- [EXERCISE]
Using the material below, copy every line where "icon" appears.

- [INPUT DATA]
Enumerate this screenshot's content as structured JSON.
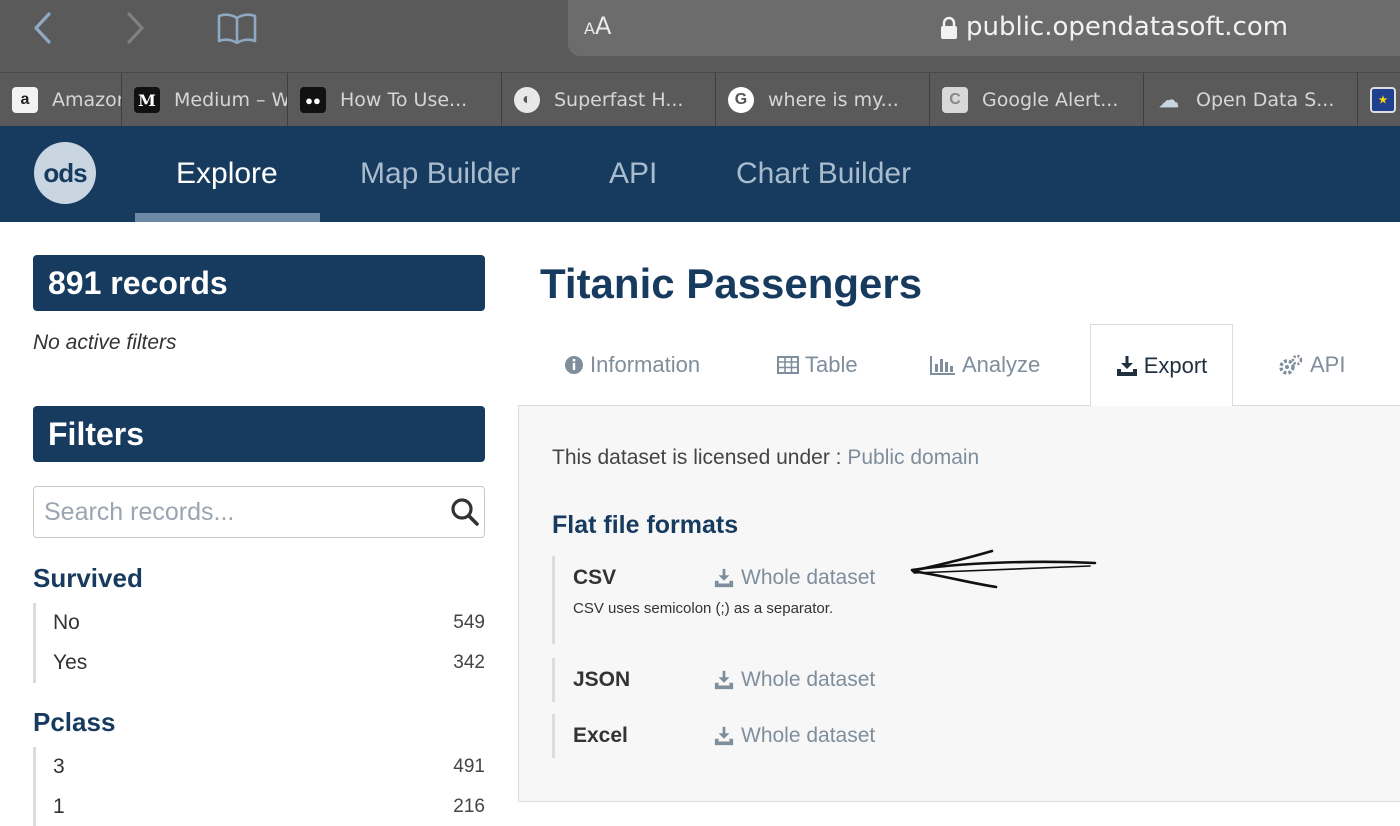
{
  "browser": {
    "url_aa": "AA",
    "url": "public.opendatasoft.com",
    "bookmarks": [
      {
        "label": "Amazon",
        "icon": "amazon-icon"
      },
      {
        "label": "Medium – W",
        "icon": "medium-icon"
      },
      {
        "label": "How To Use...",
        "icon": "medium-dots-icon"
      },
      {
        "label": "Superfast H...",
        "icon": "superfast-icon"
      },
      {
        "label": "where is my...",
        "icon": "google-icon"
      },
      {
        "label": "Google Alert...",
        "icon": "google-alerts-icon"
      },
      {
        "label": "Open Data S...",
        "icon": "cloud-icon"
      }
    ]
  },
  "header": {
    "logo": "ods",
    "tabs": [
      "Explore",
      "Map Builder",
      "API",
      "Chart Builder"
    ],
    "active_tab": "Explore"
  },
  "sidebar": {
    "records": "891 records",
    "no_filters": "No active filters",
    "filters_title": "Filters",
    "search_placeholder": "Search records...",
    "facets": [
      {
        "title": "Survived",
        "items": [
          {
            "label": "No",
            "count": "549"
          },
          {
            "label": "Yes",
            "count": "342"
          }
        ]
      },
      {
        "title": "Pclass",
        "items": [
          {
            "label": "3",
            "count": "491"
          },
          {
            "label": "1",
            "count": "216"
          }
        ]
      }
    ]
  },
  "main": {
    "title": "Titanic Passengers",
    "tabs": [
      "Information",
      "Table",
      "Analyze",
      "Export",
      "API"
    ],
    "active_tab": "Export",
    "license_prefix": "This dataset is licensed under : ",
    "license_link": "Public domain",
    "flat_title": "Flat file formats",
    "formats": [
      {
        "name": "CSV",
        "link": "Whole dataset",
        "note": "CSV uses semicolon (;) as a separator."
      },
      {
        "name": "JSON",
        "link": "Whole dataset"
      },
      {
        "name": "Excel",
        "link": "Whole dataset"
      }
    ]
  },
  "colors": {
    "brand_navy": "#173b5e",
    "muted_link": "#7f8e9c"
  }
}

- [ANSWER FOR THIS EXERCISE]
        "icon": "amazon-icon"
        "icon": "medium-icon"
        "icon": "medium-dots-icon"
        "icon": "superfast-icon"
        "icon": "google-icon"
        "icon": "google-alerts-icon"
        "icon": "cloud-icon"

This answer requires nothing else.